The Muslim accounts of Ranjit Singh's rule were questioned by Sikh historians of the same era.


Sohan Seetal disagrees with this account and states that Ranjit Singh had encouraged his army to respond with a "tit for tat" against the enemy, violence for violence, blood for blood, plunder for plunder.


Ranjit Singh made his empire and the Sikhs a strong political force, for which he is deeply admired and revered in Sikhism.


Clive Dewey has argued that the decline of the empire after Ranjit Singh's death owes much to the jagir-based economic and taxation system which he inherited from the Mughals and retained.


Ranjit Singh is remembered for uniting Sikhs and founding the prosperous Sikh Empire.


Ranjit Singh is remembered for his conquests and building a well-trained, self-sufficient Khalsa army to protect the empire.


Ranjit Singh amassed considerable wealth, including gaining the possession of the Koh-i-Noor diamond from Shuja Shah Durrani of Afghanistan, which he left to Jagannath Temple in Puri, Odisha in 1839.


Much of the present decoration at the Harmandir Sahib, in the form of gilding and marblework, was introduced under the patronage of Ranjit Singh, who sponsored protective walls and water supply system to strengthen security and operations related to the temple.

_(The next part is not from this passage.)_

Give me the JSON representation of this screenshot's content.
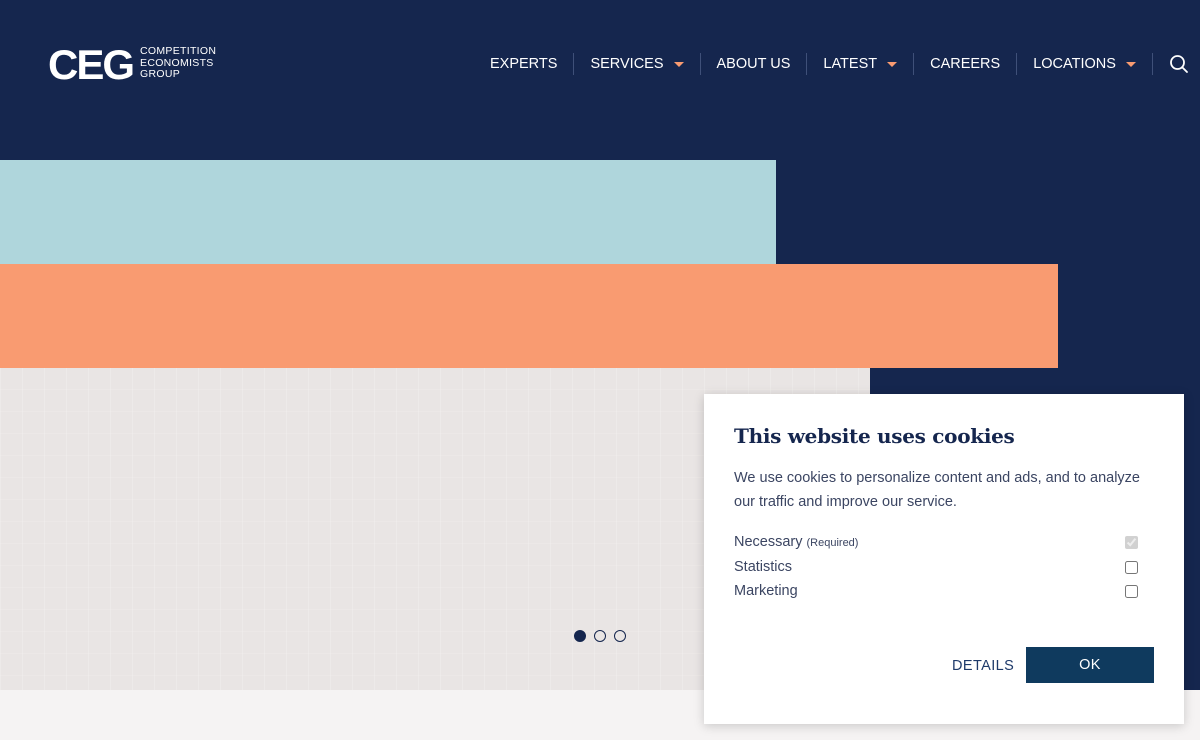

In 1783, Ranjit Singh established a crafts colony of Thatheras near Amritsar and encouraged skilled metal crafters from Kashmir to settle in Jandiala Guru.